Journalism students from King’s College made the trip to the Chronicle Herald offices on Feb. 3 to show support for the workers on strike, and to send a message to the Herald.
Their message? Students will not be scabbed out.
It was reported by the CBC Nova Scotia bureau on Jan. 12 that the Herald management had reached out to freelancers and students, offering them the possibility of up to four month contracts with the paper in the event of work stoppage.
“I think that management thought it was going to be easy to find freelancers, students and recent grads to scab out while these people were on strike,” said Rebecca Rose, who is an organizer with Canadian Freelance Union. “I think the fact that it wasn’t, and folks at the journalism school spoke up about it, and people at the Canadian Freelance Union spoke up about it, a lot of our members and journalism students refused to scab out.”
Rose coordinated the event by speaking to journalism classes at King’s College about the importantance of not giving scab labour. The students were so supportive of Rose’s message that many decided to show support by joining the picket lines.
“I wanted to come because I wanted to show my support and solidarity”, Ashley Corbett, a fourth year student at King’s, said. “I just hope that the people who are striking are given a fair wage. We have a lot of problems with media cuts right now in Canada, so I’m happy to see people standing up for workers rights.”
Corbett is one of the many students who refuse to scab out to the Herald.
“It’s important in any industry, for people who are students hoping to go into that industry, that they support those who are standing up for workers rights that will soon affect them,” she said.
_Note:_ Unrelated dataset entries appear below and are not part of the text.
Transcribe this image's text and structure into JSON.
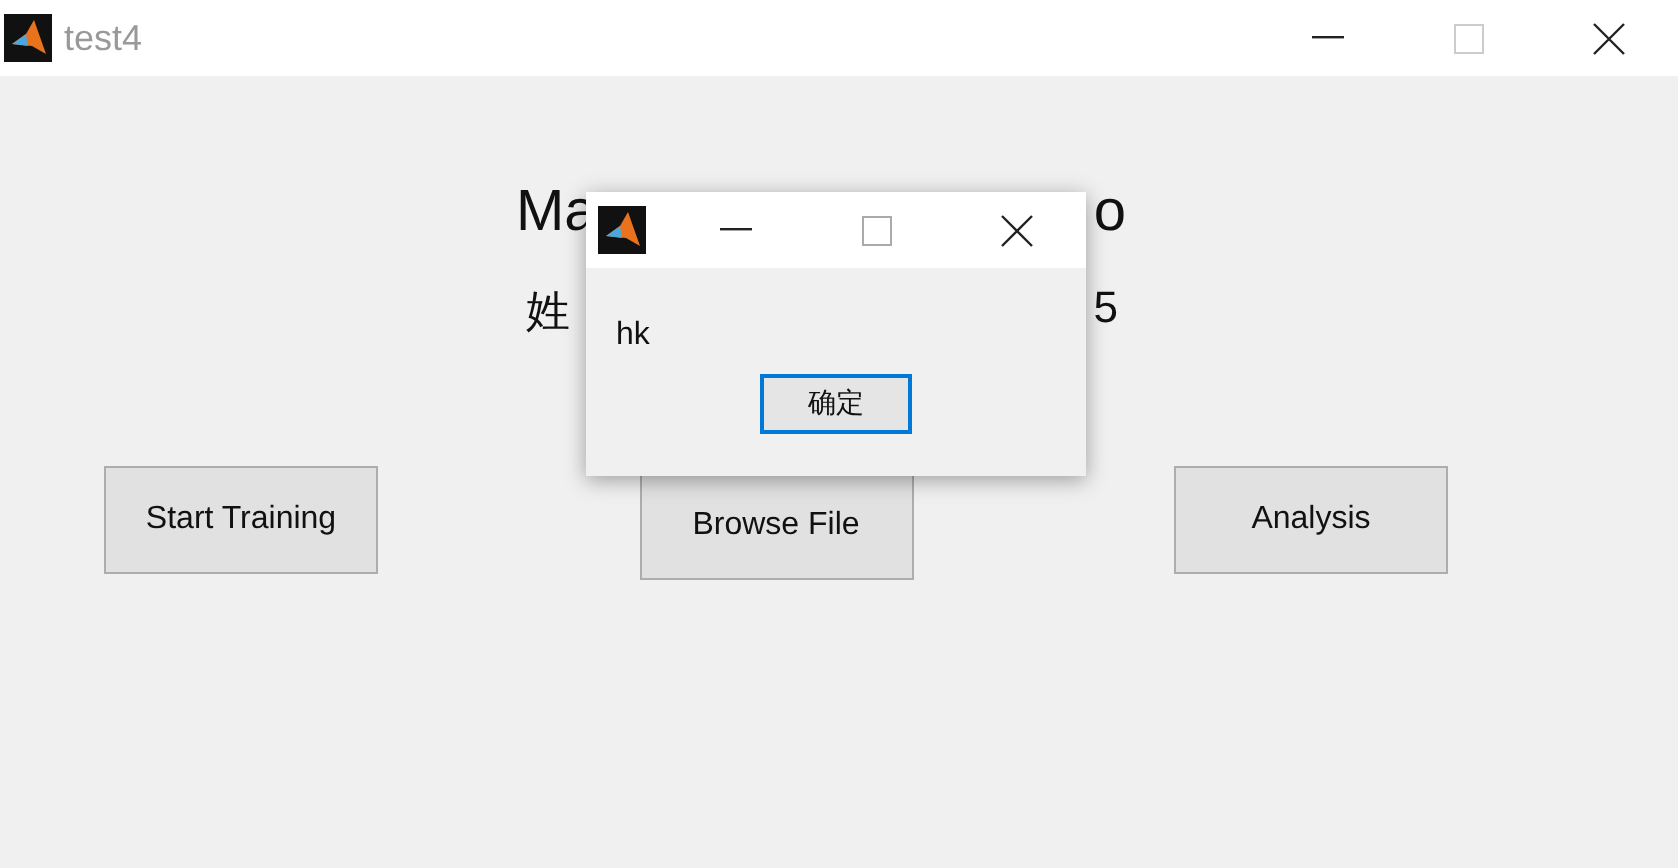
{
  "window": {
    "title": "test4"
  },
  "heading_fragments": [
    "Ma",
    "o"
  ],
  "subtitle_fragments": [
    "姓",
    "5"
  ],
  "buttons": [
    {
      "label": "Start Training"
    },
    {
      "label": "Browse File"
    },
    {
      "label": "Analysis"
    }
  ],
  "dialog": {
    "message": "hk",
    "button": {
      "label": "确定",
      "focused": true
    }
  }
}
Many students felt that it was not only important to show solidarity to the workers because of the strikes, but also for the future of workers’ rights in Nova Scotia.
“It’s not just about the workers at the Herald today, it’s about everyone who needs fair wages and fair benefits,” Julia-Simone Rutgers said about her motivation for attending the protest.
“I think that it’s really important to be supporting. For me, this is the industry that I want to spend the majority of my career in, and to be supporting fair wage over all.”
The opportunity to pursue a career in journalism in Halifax is already limited, and with the recent cuts at the Chronicle Herald, this equates to even less opportunity for the next generation of journalists in the city.
Students and freelancers, however, are still taking a stand against being a cheap labour alternative for the Herald, hoping that this will force the Herald into returning to the bargaining table with its employees.
“There is a dearth of good journalism jobs already, which is why I’m out here, because these folks are fighting for some of the last good journalism jobs, and if they don’t win this fight, there’s going to be less jobs for us, our friends, our colleagues” Rose said.
“I think that if they see students and freelancers are standing up against this then they’ll know it will be more difficult to run a paper going forward, they’re trying to bust the unions and it will be more difficult to run a paper if they know that freelancers and journalism students won’t be compliant.”
While it is not certain what the future of the Chronicle Herald will hold, students and freelancers are asking for the Herald to hear the voices of the workers and to hold negotiations.
The younger generations of journalists in Nova Scotia adding their voice to the cause may have an effect.
“If you see that there are younger journalists that are aware of what’s going on, and the situation that the Herald has put them in,” Rutger said, “that’s their future employee base and it adds potency to the message.”